Ignoring for a moment that when I think of Michael Cera and music, my thoughts immediately spring to him warbling "These Eyes"
or him staging an incredibly uncomfortable duet of "Afternoon Delight" with Portia de Rossi on Arrested Development
, the paradigm of teenage/young adult awkwardness just released a free lo-fi folk record on his Bandcamp page
. And while absolutely no one on the planet was clamoring for a Michael Cera folk album, the surprising truth is that the record has an undeniable charm, and it's enjoyable for reasons other than the fact that it comes from the world's biggest fan of Les Cousins Dangereux
The record, true that
, is quiet. Beyond the zig-zagging tone and surprising breadth of style, that will be the first thing you notice. The record was recorded at Cera's home, and it has the lo-fi fuzz of an early Ariel Pink record. You need a good pair of headphones to listen to this record, and you need to have them set to full-blast. But if you take the time to properly listen to the record, you may find yourself lost in its sparse, low-key embrace.

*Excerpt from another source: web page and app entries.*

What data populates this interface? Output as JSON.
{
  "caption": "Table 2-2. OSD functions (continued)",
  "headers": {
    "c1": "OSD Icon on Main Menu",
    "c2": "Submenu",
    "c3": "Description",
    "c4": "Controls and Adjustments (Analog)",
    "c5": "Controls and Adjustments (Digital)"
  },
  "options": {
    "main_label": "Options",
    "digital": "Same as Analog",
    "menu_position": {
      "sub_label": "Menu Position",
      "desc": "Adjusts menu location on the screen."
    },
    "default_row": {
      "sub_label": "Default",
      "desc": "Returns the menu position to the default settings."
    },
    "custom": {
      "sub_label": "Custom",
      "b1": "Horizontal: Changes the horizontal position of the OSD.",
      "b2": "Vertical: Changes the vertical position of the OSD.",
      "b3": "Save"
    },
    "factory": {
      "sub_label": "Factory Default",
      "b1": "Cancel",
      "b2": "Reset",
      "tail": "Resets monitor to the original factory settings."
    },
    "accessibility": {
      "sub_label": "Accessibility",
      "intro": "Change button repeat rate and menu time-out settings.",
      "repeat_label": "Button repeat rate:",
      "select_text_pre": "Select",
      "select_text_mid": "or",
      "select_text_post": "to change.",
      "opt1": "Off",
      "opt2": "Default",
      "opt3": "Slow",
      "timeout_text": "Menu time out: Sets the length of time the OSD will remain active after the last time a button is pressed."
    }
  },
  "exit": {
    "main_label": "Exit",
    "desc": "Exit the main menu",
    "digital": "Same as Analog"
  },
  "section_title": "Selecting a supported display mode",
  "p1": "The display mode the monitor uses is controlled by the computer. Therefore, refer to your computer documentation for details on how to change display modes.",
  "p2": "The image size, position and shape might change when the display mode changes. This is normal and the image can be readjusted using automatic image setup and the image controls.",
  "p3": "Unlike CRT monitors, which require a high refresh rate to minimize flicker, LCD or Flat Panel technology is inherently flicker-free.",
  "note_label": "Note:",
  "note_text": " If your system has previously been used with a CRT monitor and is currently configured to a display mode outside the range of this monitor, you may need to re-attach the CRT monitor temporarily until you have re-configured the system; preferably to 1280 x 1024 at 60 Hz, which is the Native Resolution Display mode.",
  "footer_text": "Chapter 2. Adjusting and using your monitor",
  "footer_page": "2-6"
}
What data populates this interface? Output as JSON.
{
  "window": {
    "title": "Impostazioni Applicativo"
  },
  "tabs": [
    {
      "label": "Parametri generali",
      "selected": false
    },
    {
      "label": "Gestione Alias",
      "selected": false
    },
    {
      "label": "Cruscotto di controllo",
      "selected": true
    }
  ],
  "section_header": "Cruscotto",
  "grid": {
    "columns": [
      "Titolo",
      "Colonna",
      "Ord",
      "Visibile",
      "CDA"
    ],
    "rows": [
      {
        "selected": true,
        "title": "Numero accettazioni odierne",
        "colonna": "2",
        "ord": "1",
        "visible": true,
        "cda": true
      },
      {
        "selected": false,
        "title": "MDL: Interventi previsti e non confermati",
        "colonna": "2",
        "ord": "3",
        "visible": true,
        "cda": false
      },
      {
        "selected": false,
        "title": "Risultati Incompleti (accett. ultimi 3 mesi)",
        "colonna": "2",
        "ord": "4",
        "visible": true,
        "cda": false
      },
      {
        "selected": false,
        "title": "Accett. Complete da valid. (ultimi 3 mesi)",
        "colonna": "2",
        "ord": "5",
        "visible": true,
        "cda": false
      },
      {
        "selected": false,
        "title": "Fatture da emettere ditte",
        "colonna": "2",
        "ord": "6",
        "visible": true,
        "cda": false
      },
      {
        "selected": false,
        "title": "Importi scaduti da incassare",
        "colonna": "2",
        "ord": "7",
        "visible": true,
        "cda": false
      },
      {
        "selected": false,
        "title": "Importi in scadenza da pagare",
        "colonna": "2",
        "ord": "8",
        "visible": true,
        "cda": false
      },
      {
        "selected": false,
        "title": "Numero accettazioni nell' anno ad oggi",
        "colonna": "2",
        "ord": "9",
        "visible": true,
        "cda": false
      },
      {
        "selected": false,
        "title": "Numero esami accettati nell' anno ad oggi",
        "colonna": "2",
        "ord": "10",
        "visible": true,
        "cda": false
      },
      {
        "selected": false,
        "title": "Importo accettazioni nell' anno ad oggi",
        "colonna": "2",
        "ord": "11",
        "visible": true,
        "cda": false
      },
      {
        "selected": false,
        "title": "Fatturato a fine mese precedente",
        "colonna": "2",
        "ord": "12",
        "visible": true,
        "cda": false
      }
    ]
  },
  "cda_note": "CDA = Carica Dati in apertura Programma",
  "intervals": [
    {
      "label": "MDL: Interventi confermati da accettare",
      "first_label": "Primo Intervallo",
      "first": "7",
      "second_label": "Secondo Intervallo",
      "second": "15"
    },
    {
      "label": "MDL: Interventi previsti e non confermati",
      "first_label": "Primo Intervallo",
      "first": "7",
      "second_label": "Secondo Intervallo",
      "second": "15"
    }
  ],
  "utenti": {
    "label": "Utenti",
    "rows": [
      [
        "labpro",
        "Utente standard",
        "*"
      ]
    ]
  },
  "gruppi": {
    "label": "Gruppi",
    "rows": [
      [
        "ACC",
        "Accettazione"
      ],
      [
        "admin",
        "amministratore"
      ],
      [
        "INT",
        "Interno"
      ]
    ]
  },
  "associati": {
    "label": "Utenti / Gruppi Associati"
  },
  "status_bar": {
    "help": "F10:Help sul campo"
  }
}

And sparse is another key word to use when you listen to the record. Although there are clear influences of jazz on tracks like "Of a Thursday" or classic spirituals on the Blaze Foley cover "Clay Pigeons," the album is mostly free of production flourishes. It's Cera's voice and whatever instrument he's playing on that particular track. Rarely is any sort of multi-instrumental sonic approach utilized ("Clay Pigeons" a slight exception). But, it adds an elegant simplicity in an era of modern music where there are so many things happening at once, that you seldom feel like you're experiencing the entirety of an artist's intent as you struggle to focus on one of many disparate elements of a song.
No one is saying that Michael Cera is going to be the next Conor Oberst or Ben Howard. The album has nothing resembling a radio ready single, and for those who need their albums to be for lack of a better word, "busier," true that
's languid pace will frustrate you to no end. But, for those with an ear for raw and unpolished folk, it will take one listen to the album's standout track "Ruth" to know that Cera is a surprisingly refined lyricist with an ear for a subtly effective melody.